WORK INSTRUCTION: Below is a block of records; repeat each one exactly.
*** GIVEN INFORMATION ***
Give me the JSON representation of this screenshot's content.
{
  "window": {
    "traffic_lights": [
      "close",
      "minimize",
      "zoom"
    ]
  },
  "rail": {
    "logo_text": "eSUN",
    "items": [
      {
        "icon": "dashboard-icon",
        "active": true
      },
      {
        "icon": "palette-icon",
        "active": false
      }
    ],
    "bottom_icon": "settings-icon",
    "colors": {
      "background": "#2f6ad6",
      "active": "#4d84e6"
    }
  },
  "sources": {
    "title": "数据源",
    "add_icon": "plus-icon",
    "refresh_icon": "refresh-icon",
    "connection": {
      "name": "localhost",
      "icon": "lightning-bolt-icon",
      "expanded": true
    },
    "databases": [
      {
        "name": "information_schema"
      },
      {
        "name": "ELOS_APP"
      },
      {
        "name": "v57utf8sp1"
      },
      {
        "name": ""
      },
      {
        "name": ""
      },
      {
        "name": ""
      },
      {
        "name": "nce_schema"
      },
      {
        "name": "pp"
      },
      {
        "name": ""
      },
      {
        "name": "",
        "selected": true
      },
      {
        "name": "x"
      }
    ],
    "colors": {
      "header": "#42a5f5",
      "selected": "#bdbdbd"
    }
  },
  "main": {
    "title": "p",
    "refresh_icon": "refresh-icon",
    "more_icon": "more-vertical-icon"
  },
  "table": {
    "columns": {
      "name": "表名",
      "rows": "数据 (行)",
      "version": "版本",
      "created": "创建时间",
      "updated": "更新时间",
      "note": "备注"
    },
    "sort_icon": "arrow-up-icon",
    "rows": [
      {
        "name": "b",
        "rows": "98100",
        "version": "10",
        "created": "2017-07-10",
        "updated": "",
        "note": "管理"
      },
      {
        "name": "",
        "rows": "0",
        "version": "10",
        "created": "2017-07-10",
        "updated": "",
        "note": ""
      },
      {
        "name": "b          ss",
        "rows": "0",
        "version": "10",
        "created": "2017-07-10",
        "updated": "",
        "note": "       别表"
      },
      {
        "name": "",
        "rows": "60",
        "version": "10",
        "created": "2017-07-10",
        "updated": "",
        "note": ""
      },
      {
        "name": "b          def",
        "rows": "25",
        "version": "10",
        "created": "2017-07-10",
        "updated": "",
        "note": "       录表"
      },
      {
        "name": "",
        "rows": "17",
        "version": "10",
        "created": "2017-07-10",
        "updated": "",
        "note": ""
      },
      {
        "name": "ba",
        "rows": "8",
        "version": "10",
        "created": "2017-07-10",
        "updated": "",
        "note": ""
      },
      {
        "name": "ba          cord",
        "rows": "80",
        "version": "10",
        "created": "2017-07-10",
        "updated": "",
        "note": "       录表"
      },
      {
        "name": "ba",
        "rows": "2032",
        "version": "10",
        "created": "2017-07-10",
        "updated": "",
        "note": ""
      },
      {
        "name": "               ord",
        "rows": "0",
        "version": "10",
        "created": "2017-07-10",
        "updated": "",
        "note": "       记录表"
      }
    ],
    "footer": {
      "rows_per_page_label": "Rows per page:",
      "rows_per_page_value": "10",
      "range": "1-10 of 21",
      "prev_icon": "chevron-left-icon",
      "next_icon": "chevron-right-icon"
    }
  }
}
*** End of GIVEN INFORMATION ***
REPLY TO THE EXERCISE:
Give me the JSON representation of this screenshot's content.
{
  "window": {
    "traffic_lights": [
      "close",
      "minimize",
      "zoom"
    ]
  },
  "rail": {
    "logo_text": "eSUN",
    "items": [
      {
        "icon": "dashboard-icon",
        "active": true
      },
      {
        "icon": "palette-icon",
        "active": false
      }
    ],
    "bottom_icon": "settings-icon",
    "colors": {
      "background": "#2f6ad6",
      "active": "#4d84e6"
    }
  },
  "sources": {
    "title": "数据源",
    "add_icon": "plus-icon",
    "refresh_icon": "refresh-icon",
    "connection": {
      "name": "localhost",
      "icon": "lightning-bolt-icon",
      "expanded": true
    },
    "databases": [
      {
        "name": "information_schema"
      },
      {
        "name": "ELOS_APP"
      },
      {
        "name": "v57utf8sp1"
      },
      {
        "name": ""
      },
      {
        "name": ""
      },
      {
        "name": ""
      },
      {
        "name": "nce_schema"
      },
      {
        "name": "pp"
      },
      {
        "name": ""
      },
      {
        "name": "",
        "selected": true
      },
      {
        "name": "x"
      }
    ],
    "colors": {
      "header": "#42a5f5",
      "selected": "#bdbdbd"
    }
  },
  "main": {
    "title": "p",
    "refresh_icon": "refresh-icon",
    "more_icon": "more-vertical-icon"
  },
  "table": {
    "columns": {
      "name": "表名",
      "rows": "数据 (行)",
      "version": "版本",
      "created": "创建时间",
      "updated": "更新时间",
      "note": "备注"
    },
    "sort_icon": "arrow-up-icon",
    "rows": [
      {
        "name": "b",
        "rows": "98100",
        "version": "10",
        "created": "2017-07-10",
        "updated": "",
        "note": "管理"
      },
      {
        "name": "",
        "rows": "0",
        "version": "10",
        "created": "2017-07-10",
        "updated": "",
        "note": ""
      },
      {
        "name": "b          ss",
        "rows": "0",
        "version": "10",
        "created": "2017-07-10",
        "updated": "",
        "note": "       别表"
      },
      {
        "name": "",
        "rows": "60",
        "version": "10",
        "created": "2017-07-10",
        "updated": "",
        "note": ""
      },
      {
        "name": "b          def",
        "rows": "25",
        "version": "10",
        "created": "2017-07-10",
        "updated": "",
        "note": "       录表"
      },
      {
        "name": "",
        "rows": "17",
        "version": "10",
        "created": "2017-07-10",
        "updated": "",
        "note": ""
      },
      {
        "name": "ba",
        "rows": "8",
        "version": "10",
        "created": "2017-07-10",
        "updated": "",
        "note": ""
      },
      {
        "name": "ba          cord",
        "rows": "80",
        "version": "10",
        "created": "2017-07-10",
        "updated": "",
        "note": "       录表"
      },
      {
        "name": "ba",
        "rows": "2032",
        "version": "10",
        "created": "2017-07-10",
        "updated": "",
        "note": ""
      },
      {
        "name": "               ord",
        "rows": "0",
        "version": "10",
        "created": "2017-07-10",
        "updated": "",
        "note": "       记录表"
      }
    ],
    "footer": {
      "rows_per_page_label": "Rows per page:",
      "rows_per_page_value": "10",
      "range": "1-10 of 21",
      "prev_icon": "chevron-left-icon",
      "next_icon": "chevron-right-icon"
    }
  }
}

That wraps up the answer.